Jennifer :

Absolutely, and thinking about making life as easy as possible and a couple more personal things kind of popped to mind. And I was thinking, it's a bit like being a small child when you go on a long car journey and as soon as you get in the car, I need the toilet. So make sure you go the bathroom because I've definitely sat an exam and got distracted. With going, I probably don't need the bathroom. But now I'm going to fixate on that and not the exam and take some water as well. Also, I probably spent an exam going, I'm really thirsty. It's a bit like make sure you have a coat or jacket, if you are cold. And so again, alleviating any process that might distract you is going to be really beneficial. But no, I think it's a case of identifying all these points really, and trying to use them to your advantage as you go back into that exam process. But remember, there's lots of other podcasts available on time management and planning, but also on the revision process. And what I would say is, if you really want to talk to one of us study skills, you can contact us at LTI skills@chester.ac.uk. And we will be really more than happy to come and help whether that be online or come for a face to face one to one.
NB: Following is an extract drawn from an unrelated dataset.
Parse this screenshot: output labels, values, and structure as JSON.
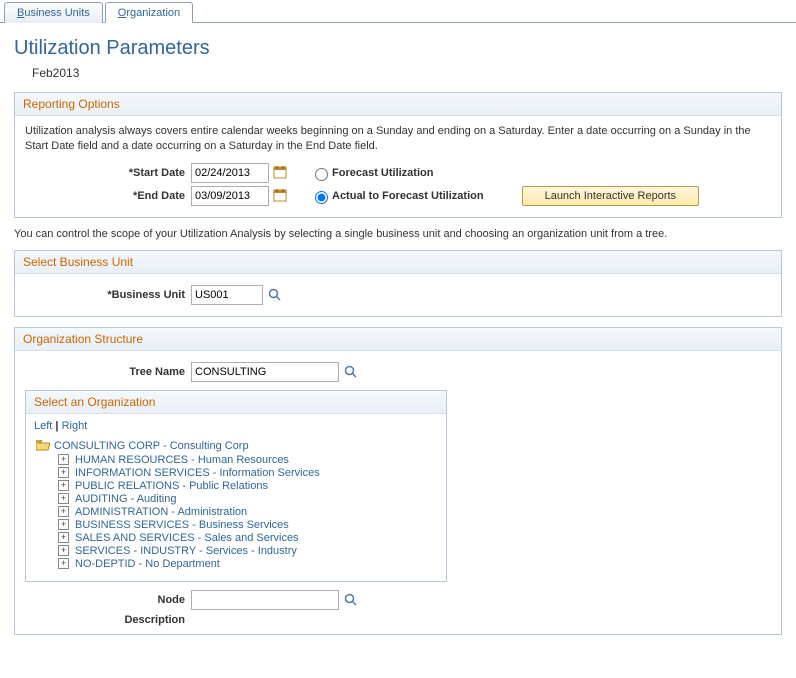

Liz :

So one last thing to remember If you have the chance, go back and do some practice essays beforehand, practice on the timeframe because it can be quite easy to overrun. So if you've got an hour, if you've got two hours, whatever it is, set yourself down, have a look at some of the past papers, maybe have a look at the assignment you did in the exam. And if you need to do that, again, if that's going to be the same thing, set practices, again, run through it, because then you've got the structure in your mind, then you've got the timeframe, and you've gone through and seeing what you can do. The important thing to remember with an exam is it's not like writing an assessment. You don't have the time to go back and refine and refine it is going to be quite a raw process. So the more you can get down in the timeframe you've got, the more potential you've got to get marks for the things that you've said. So go through practice essays, look at past papers, have a look at what you are able to do. And if it's too intimidating, or it's too much for you to sit down and do an hour, then practice those questions individually and say, right, I'm going to give myself 20 minutes to answer this one question and see what I can do. And then do it again. And again, it is like anything, it's the more practice you have, the more familiar you're going to be and the easier it's going to end up being in the long run.

Jennifer :

And I think that is the end of the podcast for today on reassessment for exams. And thank you for listening and hopefully we can assist you in the future from Study Skills.

Liz :

Good luck in the exams and practice and practice all you can

Jennifer :

All the best bye Transcribed by https://otter.ai